Jurors saw and heard video of Godbolt’s conversation with Gatlin, taped by a newspaper reporter who was on the scene.

Other testimony was just heard.

Lincoln County Sheriff’s deputy Chuck Francis testified Godbolt spoke to him about Durr while he was handcuffed and waiting.

“If the deputy had family, let them know I’m sorry. He was not part of my plan,” Godbolt told Francis.

Chief State Medical Examiner Mark LeVaughn testified he completed the autopsies on Toccara May and Ferral Burage. Both were killed by multiple gunshot wounds. Burage was shot 12 times, May nine times.

Odreeana May, 17, was at her aunt Sheila May Burage’s home on East Lincoln Road when the then-15-year-old heard someone knock at the door. She recalled the conversation she heard.

“Who is it?” her uncle Ferral Burage asked.
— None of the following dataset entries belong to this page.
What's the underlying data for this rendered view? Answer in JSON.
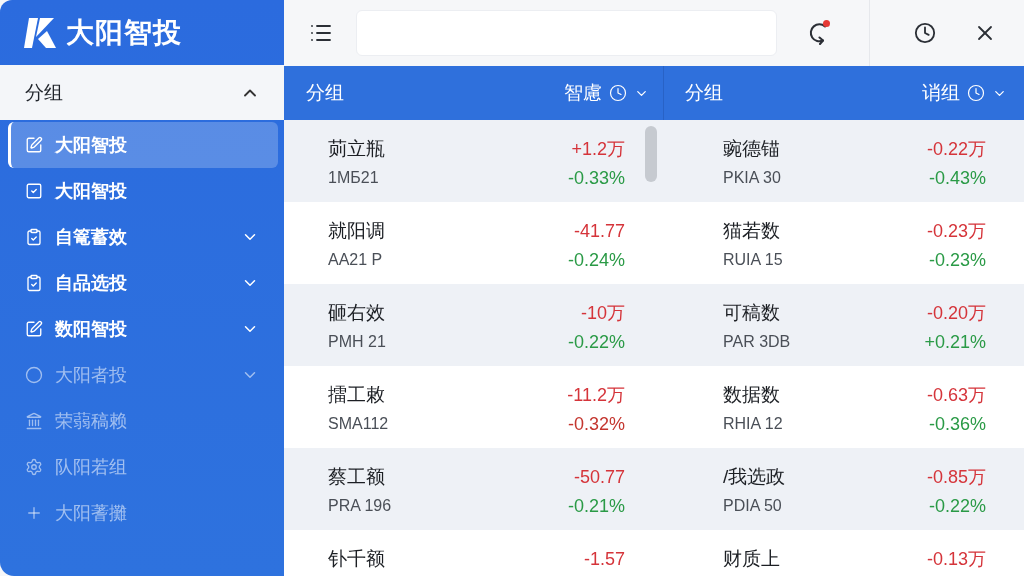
{
  "app": {
    "name": "大阳智投"
  },
  "sidebar": {
    "group": {
      "label": "分组",
      "expanded": true
    },
    "items": [
      {
        "label": "大阳智投",
        "kind": "link",
        "selected": true,
        "disabled": false
      },
      {
        "label": "大阳智投",
        "kind": "link",
        "selected": false,
        "disabled": false
      },
      {
        "label": "自篭蓄效",
        "kind": "group",
        "expanded": false,
        "selected": false,
        "disabled": false
      },
      {
        "label": "自品选投",
        "kind": "group",
        "expanded": false,
        "selected": false,
        "disabled": false
      },
      {
        "label": "数阳智投",
        "kind": "group",
        "expanded": false,
        "selected": false,
        "disabled": false
      },
      {
        "label": "大阳者投",
        "kind": "group",
        "expanded": false,
        "selected": false,
        "disabled": true
      },
      {
        "label": "荣蒻稿赖",
        "kind": "link",
        "selected": false,
        "disabled": true
      },
      {
        "label": "队阳若组",
        "kind": "link",
        "selected": false,
        "disabled": true
      },
      {
        "label": "大阳蓍攤",
        "kind": "link",
        "selected": false,
        "disabled": true
      }
    ]
  },
  "toolbar": {
    "notification": true
  },
  "panes": [
    {
      "header": {
        "title": "分组",
        "filter": "智慮"
      },
      "scrollbar": true,
      "rows": [
        {
          "name": "荝立瓶",
          "code": "1MБ21",
          "value": {
            "text": "+1.2万",
            "color": "#d5343a"
          },
          "change": {
            "text": "-0.33%",
            "color": "#2a9a46"
          }
        },
        {
          "name": "就阳调",
          "code": "AA21 P",
          "value": {
            "text": "-41.77",
            "color": "#d5343a"
          },
          "change": {
            "text": "-0.24%",
            "color": "#2a9a46"
          }
        },
        {
          "name": "砸右效",
          "code": "PMH 21",
          "value": {
            "text": "-10万",
            "color": "#d5343a"
          },
          "change": {
            "text": "-0.22%",
            "color": "#2a9a46"
          }
        },
        {
          "name": "擂工敕",
          "code": "SMA112",
          "value": {
            "text": "-11.2万",
            "color": "#d5343a"
          },
          "change": {
            "text": "-0.32%",
            "color": "#c4362f"
          }
        },
        {
          "name": "蔡工额",
          "code": "PRA 196",
          "value": {
            "text": "-50.77",
            "color": "#d5343a"
          },
          "change": {
            "text": "-0.21%",
            "color": "#2a9a46"
          }
        },
        {
          "name": "钋千额",
          "value": {
            "text": "-1.57",
            "color": "#d5343a"
          }
        }
      ]
    },
    {
      "header": {
        "title": "分组",
        "filter": "诮组"
      },
      "rows": [
        {
          "name": "豌德锚",
          "code": "PKIA 30",
          "value": {
            "text": "-0.22万",
            "color": "#d5343a"
          },
          "change": {
            "text": "-0.43%",
            "color": "#2a9a46"
          }
        },
        {
          "name": "猫若数",
          "code": "RUIA 15",
          "value": {
            "text": "-0.23万",
            "color": "#d5343a"
          },
          "change": {
            "text": "-0.23%",
            "color": "#2a9a46"
          }
        },
        {
          "name": "可稿数",
          "code": "PAR 3DB",
          "value": {
            "text": "-0.20万",
            "color": "#d5343a"
          },
          "change": {
            "text": "+0.21%",
            "color": "#2a9a46"
          }
        },
        {
          "name": "数据数",
          "code": "RHIA 12",
          "value": {
            "text": "-0.63万",
            "color": "#d5343a"
          },
          "change": {
            "text": "-0.36%",
            "color": "#2a9a46"
          }
        },
        {
          "name": "/我选政",
          "code": "PDIA 50",
          "value": {
            "text": "-0.85万",
            "color": "#d5343a"
          },
          "change": {
            "text": "-0.22%",
            "color": "#2a9a46"
          }
        },
        {
          "name": "财质上",
          "value": {
            "text": "-0.13万",
            "color": "#d5343a"
          }
        }
      ]
    }
  ]
}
“Me,” came the voice from the garage, behind the door.

“Who is me?” Burage asked again.

It was then she heard shooting and she and her aunt Shonda May scattered to hide. Odreeana squeezed behind the dining room table and listened to Godbolt go to the master bathroom where Sheila Burage’s body was later found.

Odreeana said he walked into the kitchen and she heard him get something out of the refrigerator, drink it and toss the bottle into the sink. She identified the Sunny D plastic bottle of orange drink in the sink in one of the crime scene photos she was shown.

The trial resumes Monday.